A victory in the 18s girls draw at the Easter Bowl tournament in April delivered Townsend to the top spot in the world.
Townsend plays a throwback brand of tennis, one that finds her frequently coming to the net, which is rarely seen in today’s game. To facilitate that style, Townsend’s been paying closer attention to her fitness and diet, giving up on her former favorites of McDonald’s and cookie dough ice cream. She’s been working with illustrious fitness trainer Pat Etcheberry in Orlando, as well as her main USTA coach, former player Kathy Rinaldi, at the USTA Academy in Boca Raton, Fla., where she’s lived for the past 19 months.
Patrick McEnroe, the general manager for USTA player development, is a fan of Townsend’s. He believes she is a gifted athlete with a natural flair for the game, possesses a fearless approach to opponents and is willing to accept advice from accomplished sources.
But McEnroe also points out that the leap from successful junior to world-class pro is never a given. Other factors figure into how a junior’s future in the game play out.
“What's going to determine whether or not she makes it to the top of women's tennis is going to be her desire, her work ethic day in and day out,” McEnroe said. “Once you start to make that transition to the pros, it's inevitable that you're going to suffer some losses, have some bumps and bruises along the way.

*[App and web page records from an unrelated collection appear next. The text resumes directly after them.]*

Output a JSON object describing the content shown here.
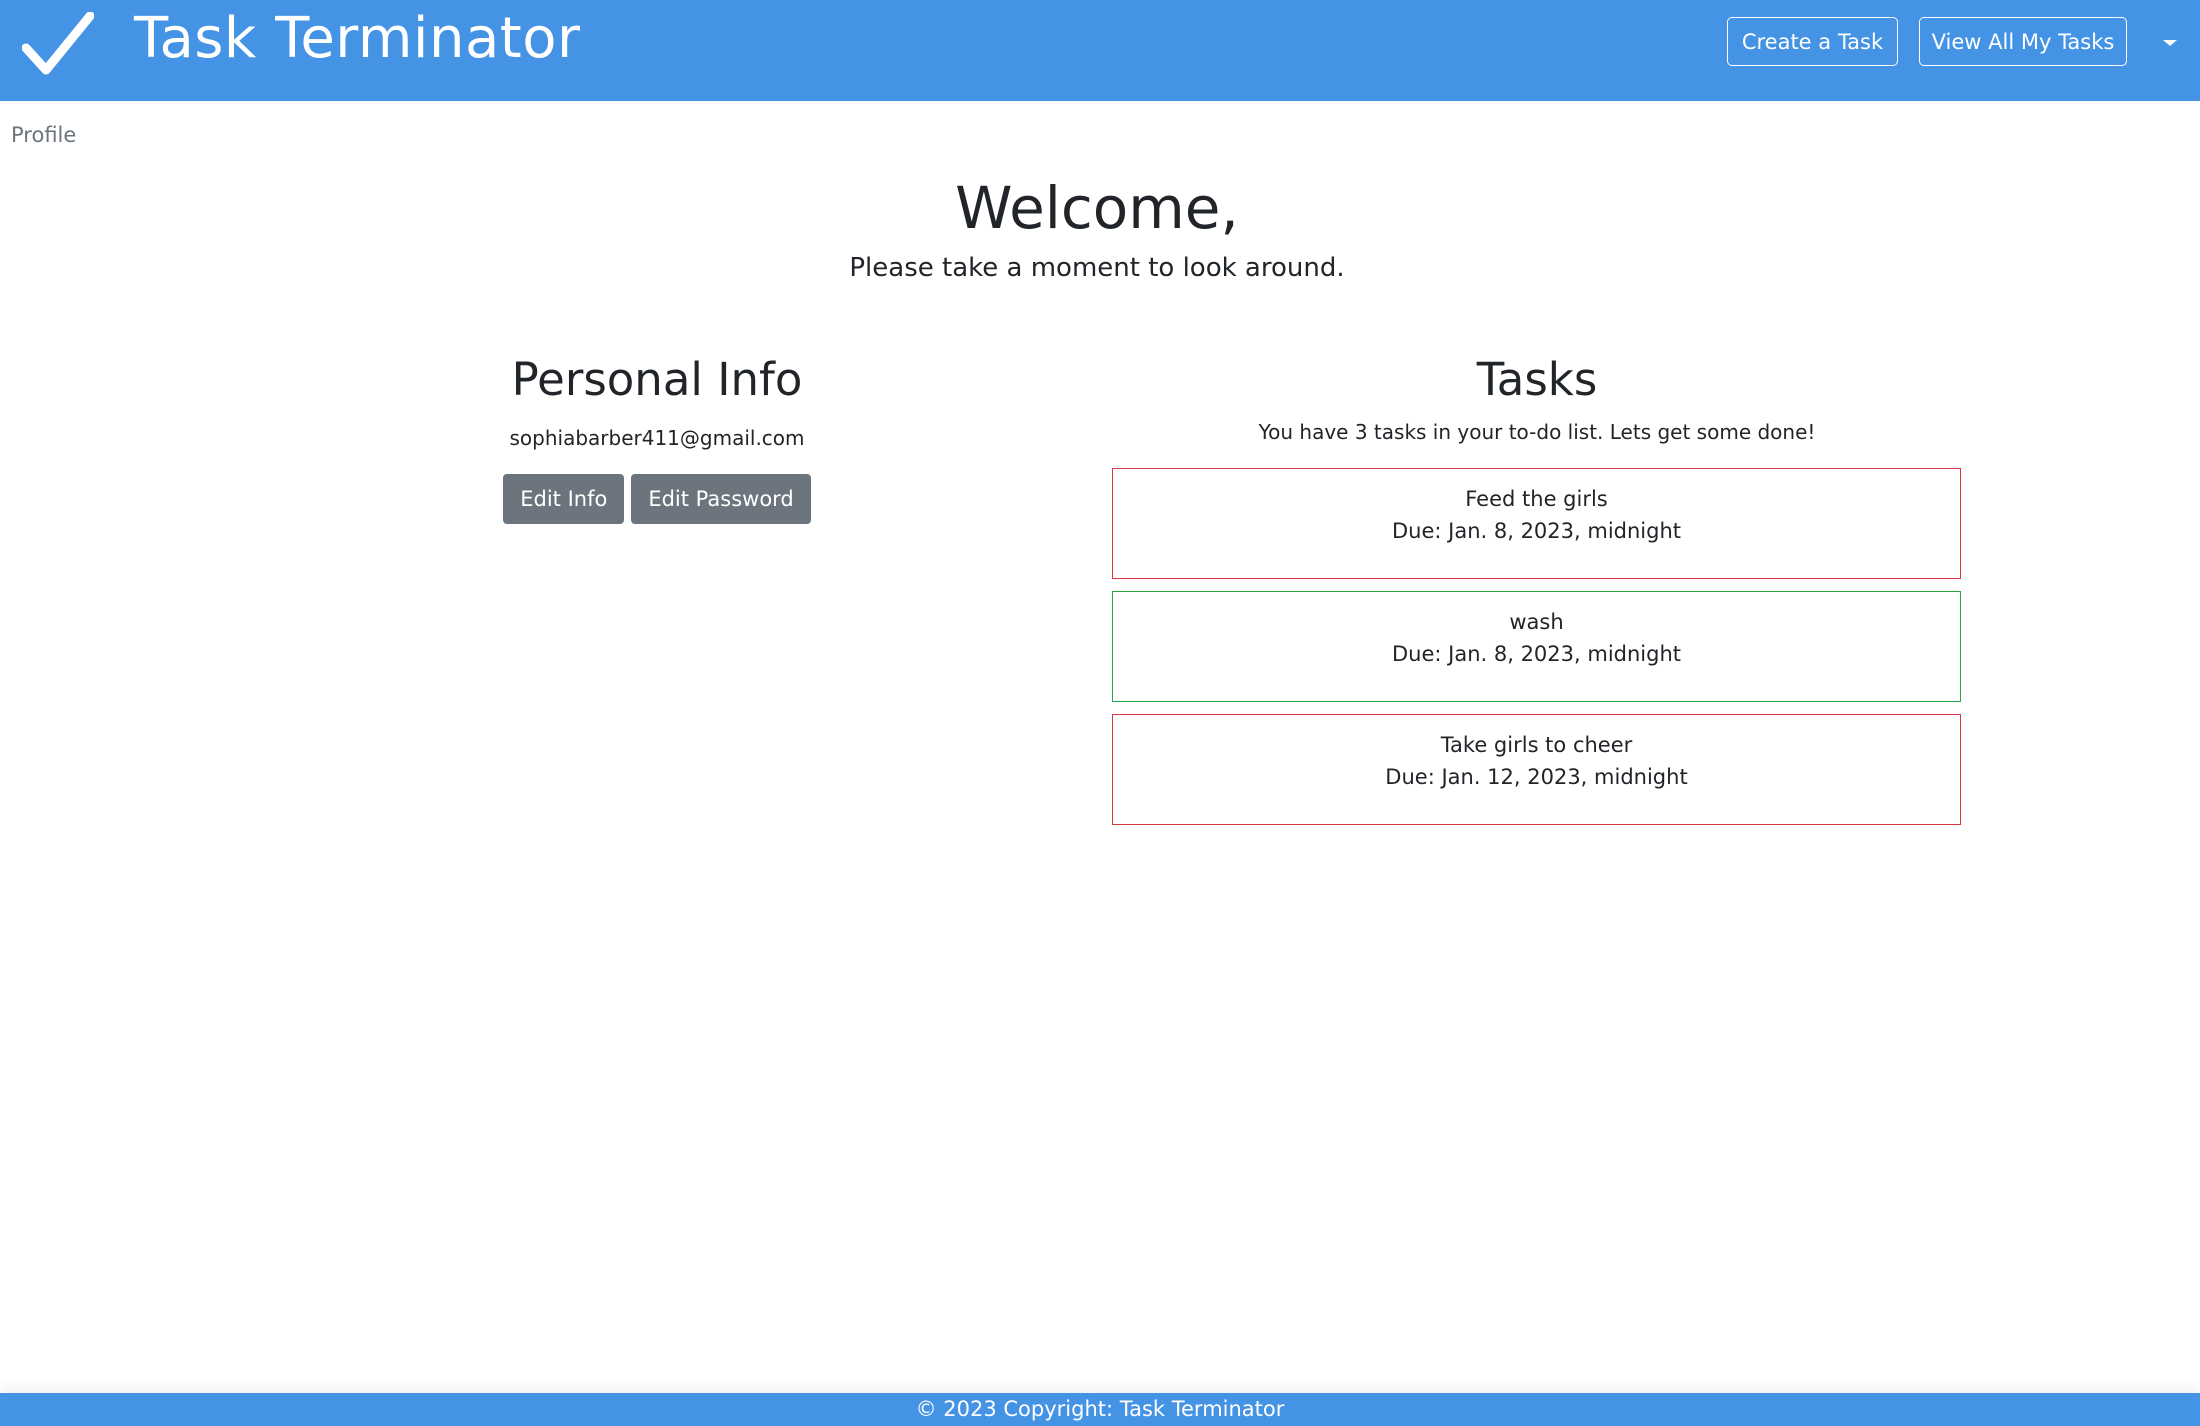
{
  "app": {
    "title": "Task Terminator",
    "accent_color": "#4493e5",
    "brand_icon": "checkmark-icon"
  },
  "nav": {
    "create_label": "Create a Task",
    "view_all_label": "View All My Tasks",
    "dropdown_icon": "caret-down-icon"
  },
  "breadcrumb": {
    "label": "Profile"
  },
  "welcome": {
    "title": "Welcome,",
    "subtitle": "Please take a moment to look around."
  },
  "personal": {
    "heading": "Personal Info",
    "email": "sophiabarber411@gmail.com",
    "edit_info_label": "Edit Info",
    "edit_password_label": "Edit Password"
  },
  "tasks": {
    "heading": "Tasks",
    "summary": "You have 3 tasks in your to-do list. Lets get some done!",
    "items": [
      {
        "name": "Feed the girls",
        "due": "Due: Jan. 8, 2023, midnight",
        "border_color": "#dc3545"
      },
      {
        "name": "wash",
        "due": "Due: Jan. 8, 2023, midnight",
        "border_color": "#28a745"
      },
      {
        "name": "Take girls to cheer",
        "due": "Due: Jan. 12, 2023, midnight",
        "border_color": "#dc3545"
      }
    ]
  },
  "footer": {
    "text": "© 2023 Copyright: Task Terminator"
  }
}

The players [who] are really focused and determined and can go through that have the best chance of making it all the way to the top.”
The good news for Townsend is she appears to have the maturity, the right type of outgoing personality, the ability to make sacrifices and the ambition to traverse the winding road ahead.
But the daughter of a high school principal -- she attended the Charles R. Drew (Riverdale, Ga.) for a few weeks before deciding to leave home to train with the USTA in Boca Raton -- has no plans of rushing into the pros. Things are going well, and while she’ll continue to mix in lower-level pro events to her schedule, she’ll remain put in junior circles for now.
“I like to keep my options open as of right now,” said Townsend, who went to Spain for a week of intensive red-clay training prior to arriving in Paris. “My goal is to go pro. Until I feel like it's the right time, and I consult with my family and everyone, then I'm just going to stay amateur for now.”
For right now, her primary goal is conquering the red clay at Roland Garros as the No. 1 seed. For those who take the time to check out the next generation of players, Townsend will be the focal point. They’ll be watching -- and critiquing -- how she handles the pressure of being the player everyone in the draw is chasing.
“I started off my year great,” Townsend said. “I feel like I can continue that success.”